American Gods: The Tenth Anniversary Edition: A Novel
Wow! I have never read a book like American Gods, so I'm glad this was chosen as a group read. Crammed with characters, some of whom I recognised right from the start, some are hidden, several storylines, dark humour, myth, otherworlds, the mystical, parts of America unveiled, a road trip (of sorts), a murder mystery, and a love story this book cannot be pigeon-holed, or boxed in. Gaiman seems to have a unique talent in this regard. I have only read one other work by Gaiman, but it was a collaboration with Terry Pratchett and, reading American Gods I can now discern whose voice was whose, I think I shall be reading more of Gaiman's work, in addition to Pratchett's. I must admit, too, it was a new experience listening to an audio book where a cast were assembled to read the various characters. This may have helped to unravel some of the mystery though, as the same voices were used for characters with different names, and I twigged who particular characters, unknown to the protagonist, really were.
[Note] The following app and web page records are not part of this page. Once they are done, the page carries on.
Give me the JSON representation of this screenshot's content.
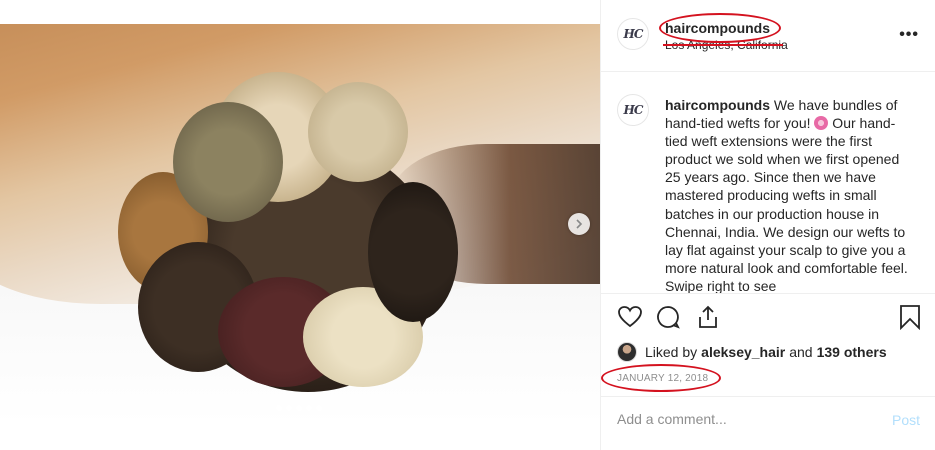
{
  "post": {
    "username": "haircompounds",
    "location": "Los Angeles, California",
    "avatar_text": "HC",
    "caption_username": "haircompounds",
    "caption_part1": " We have bundles of hand-tied wefts for you! ",
    "caption_part2": " Our hand-tied weft extensions were the first product we sold when we first opened 25 years ago. Since then we have mastered producing wefts in small batches in our production house in Chennai, India. We design our wefts to lay flat against your scalp to give you a more natural look and comfortable feel. Swipe right to see",
    "liked_by_label": "Liked by",
    "liked_by_user": "aleksey_hair",
    "and_label": "and",
    "others_label": "139 others",
    "date": "JANUARY 12, 2018"
  },
  "comment": {
    "placeholder": "Add a comment...",
    "post_label": "Post"
  },
  "carousel": {
    "slides": 5,
    "active_index": 0
  },
  "icons": [
    "more-icon",
    "heart-icon",
    "comment-icon",
    "share-icon",
    "bookmark-icon",
    "chevron-right-icon",
    "flower-emoji-icon"
  ],
  "colors": {
    "annotation": "#d4121f",
    "post_button": "#b2dffc",
    "muted": "#8e8e8e"
  }
}
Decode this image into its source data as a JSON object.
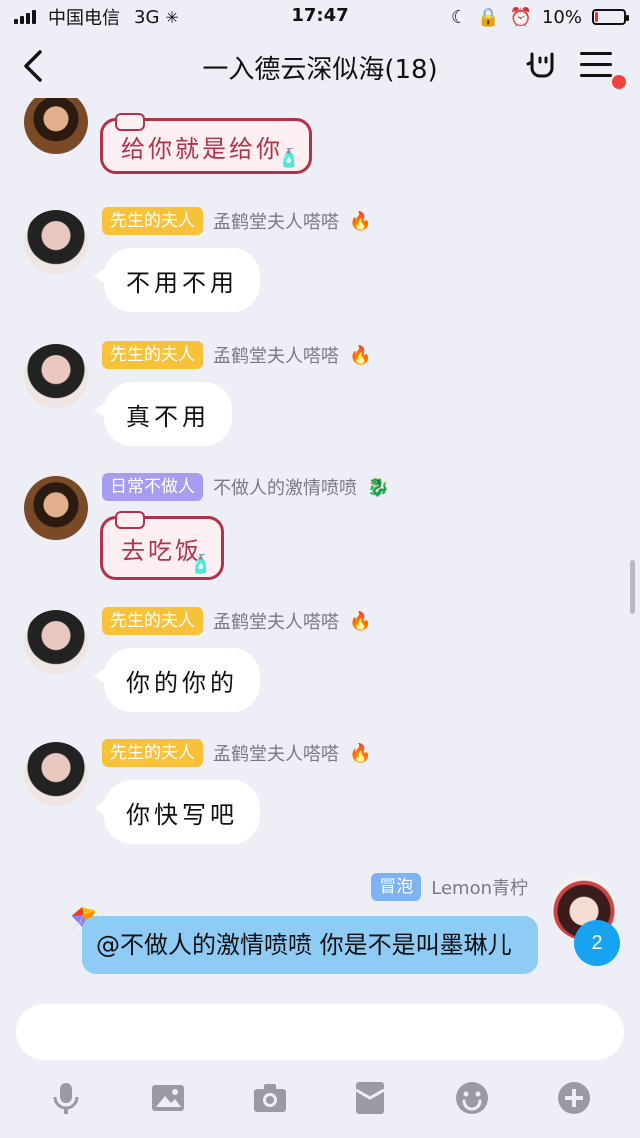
{
  "status_bar": {
    "carrier": "中国电信",
    "network": "3G",
    "time": "17:47",
    "battery_percent": "10%",
    "battery_level": 0.1
  },
  "header": {
    "title": "一入德云深似海(18)"
  },
  "messages": [
    {
      "sticker_text": "给你就是给你"
    },
    {
      "rank": "先生的夫人",
      "nick": "孟鹤堂夫人嗒嗒",
      "badge": "🔥",
      "text": "不用不用"
    },
    {
      "rank": "先生的夫人",
      "nick": "孟鹤堂夫人嗒嗒",
      "badge": "🔥",
      "text": "真不用"
    },
    {
      "rank": "日常不做人",
      "nick": "不做人的激情喷喷",
      "badge": "🐉",
      "sticker_text": "去吃饭"
    },
    {
      "rank": "先生的夫人",
      "nick": "孟鹤堂夫人嗒嗒",
      "badge": "🔥",
      "text": "你的你的"
    },
    {
      "rank": "先生的夫人",
      "nick": "孟鹤堂夫人嗒嗒",
      "badge": "🔥",
      "text": "你快写吧"
    },
    {
      "rank": "冒泡",
      "nick": "Lemon青柠",
      "text": "@不做人的激情喷喷 你是不是叫墨琳儿"
    }
  ],
  "unread_count": "2",
  "colors": {
    "rank_gold": "#f7c23a",
    "rank_purple": "#a79df0",
    "rank_blue": "#7bb3f3",
    "self_bubble": "#8ecbf5",
    "unread_badge": "#17a3f0"
  },
  "toolbar": {
    "icons": [
      "microphone-icon",
      "image-icon",
      "camera-icon",
      "red-packet-icon",
      "emoji-icon",
      "plus-icon"
    ]
  }
}
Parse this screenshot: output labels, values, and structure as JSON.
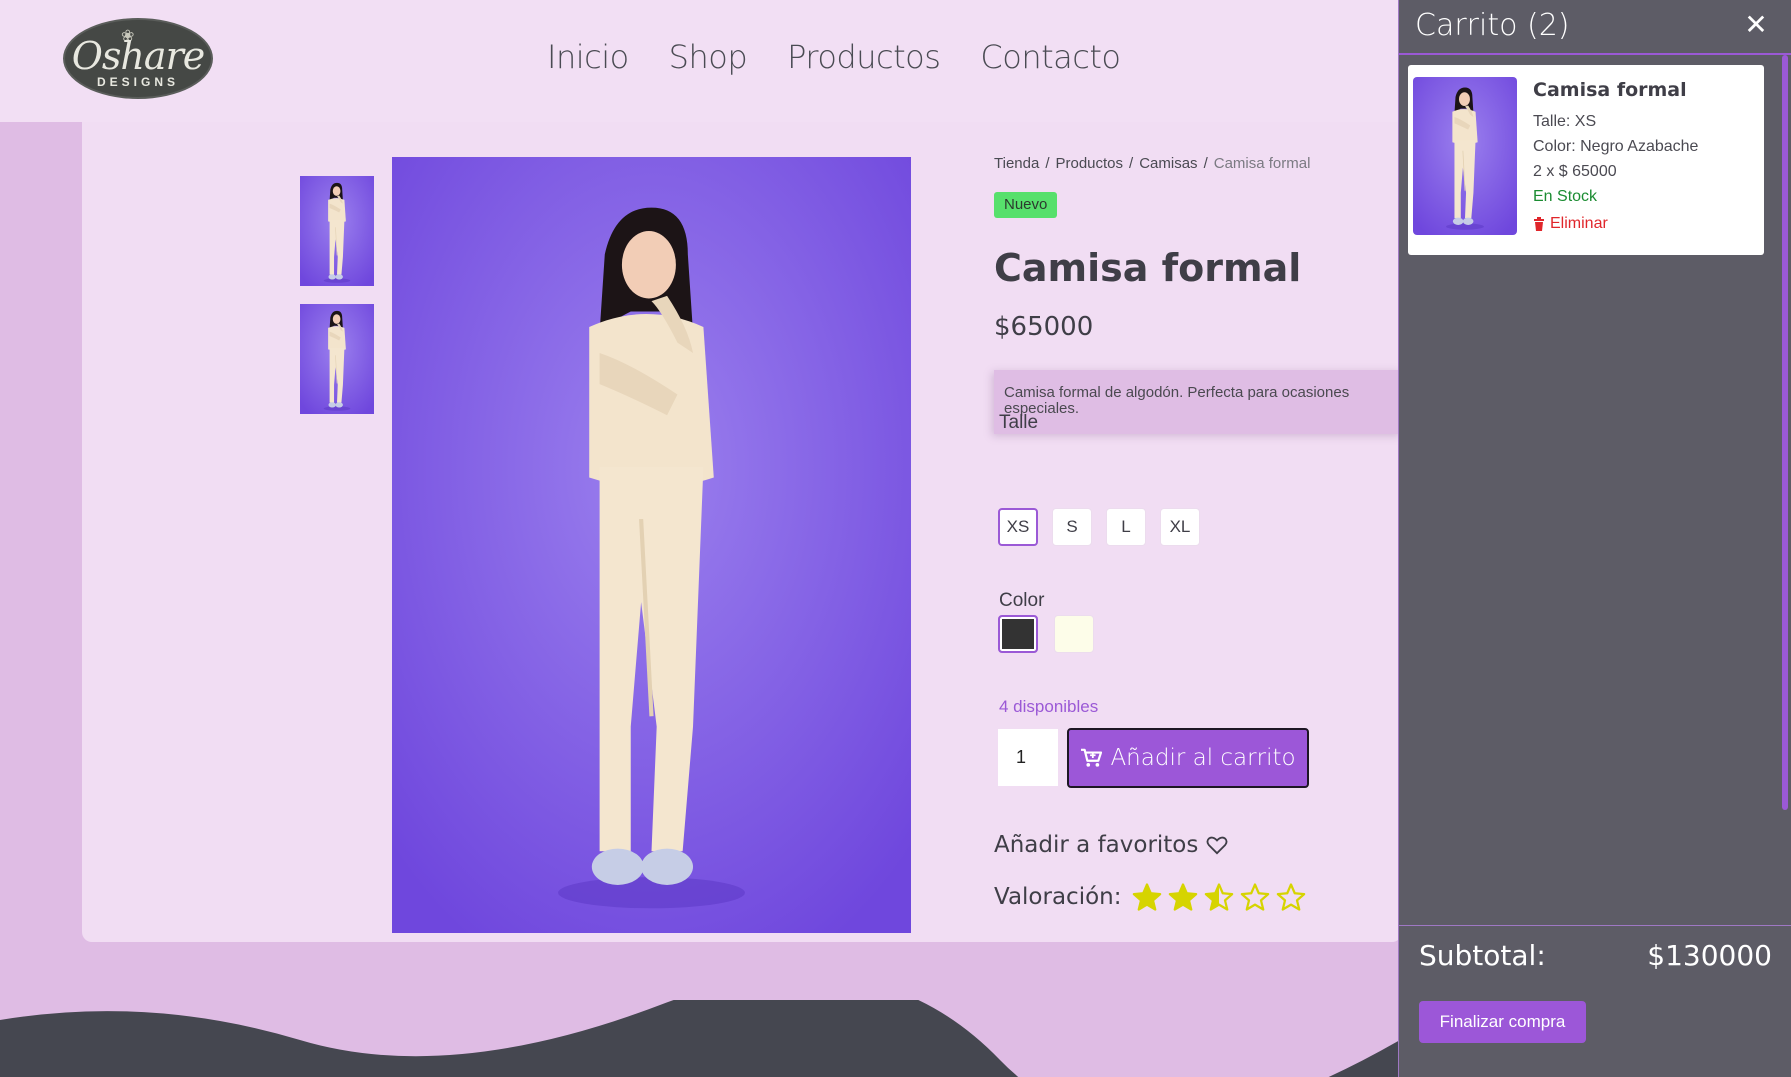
{
  "brand": {
    "logo_main": "Oshare",
    "logo_sub": "DESIGNS"
  },
  "nav": {
    "items": [
      {
        "label": "Inicio"
      },
      {
        "label": "Shop"
      },
      {
        "label": "Productos"
      },
      {
        "label": "Contacto"
      }
    ]
  },
  "breadcrumb": [
    "Tienda",
    "Productos",
    "Camisas",
    "Camisa formal"
  ],
  "product": {
    "badge": "Nuevo",
    "title": "Camisa formal",
    "price": "$65000",
    "description": "Camisa formal de algodón. Perfecta para ocasiones especiales.",
    "size_label": "Talle",
    "sizes": [
      "XS",
      "S",
      "L",
      "XL"
    ],
    "selected_size": "XS",
    "color_label": "Color",
    "colors": [
      {
        "name": "Negro Azabache",
        "hex": "#333333"
      },
      {
        "name": "crema",
        "hex": "#fdfde9"
      }
    ],
    "available": "4 disponibles",
    "quantity": "1",
    "add_to_cart": "Añadir al carrito",
    "favorites": "Añadir a favoritos",
    "rating_label": "Valoración:",
    "rating": 2.5,
    "rating_max": 5
  },
  "cart": {
    "title": "Carrito (2)",
    "item": {
      "name": "Camisa formal",
      "size": "Talle: XS",
      "color": "Color: Negro Azabache",
      "qty_price": "2 x $ 65000",
      "stock": "En Stock",
      "remove": "Eliminar"
    },
    "subtotal_label": "Subtotal:",
    "subtotal_value": "$130000",
    "checkout": "Finalizar compra"
  },
  "colors": {
    "accent": "#9c57d8",
    "stock": "#1b8c32",
    "remove": "#e0262b",
    "star": "#d6d400"
  }
}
When Shadow thought someone familiar, I was sorely tempted to scream at my iPod who they were, but it did not detract from my enjoyment of the book, or the Audible's Full Cast production. I highly recommend it as an audio book experience, especially if it's your first foray into the medium.Somewhat more than a fictional book, I found it also raised some questions about modern, pagan practices and religion in general. Fiction books can make you think, and this one does it, though not as subtlety as other books; this one is kind of blunt about it. As much as I avoid anything American, in choosing it as the setting indeed as one of the characters - Gaiman has played a masterstroke, as it allows so many different streams to converge in a fictional melting-pot (see the contents listed in the first paragraph). It all works because it is set in America. This becomes clear when the book concludes in Iceland.Strangely, the book does conclude, but it doesn't. There is scope for a sequel, however I was left with the distinct impression this is not forthcoming but, rather, the reader is left to ponder the future. American Gods is able to read, put down, and picked up again, without really losing track of what is happening, though I was glad that I picked it up every 12 hours or so, or I might have lost my place, and the pace of the book. It's not a small read, or listen, and I wish I could have spared the time to listen to it in one hit, certainly there was one section where I did not stop and stayed up rather late to get to the end of a particular sequence, it was gripping. Gaiman held my attention, almost from the start; at no point did I feel it dragged, though I have seen this as a complaint with this author's extended edition. Not having read the original version, I have nothing to compare, but I truly enjoyed this version, feeling not a word was excessive.I highly recommend American Gods. It's a jolly good romp exploring the nature of religion, faith, love, hope, people, all wrapped up in a darkly humourous road trip across America.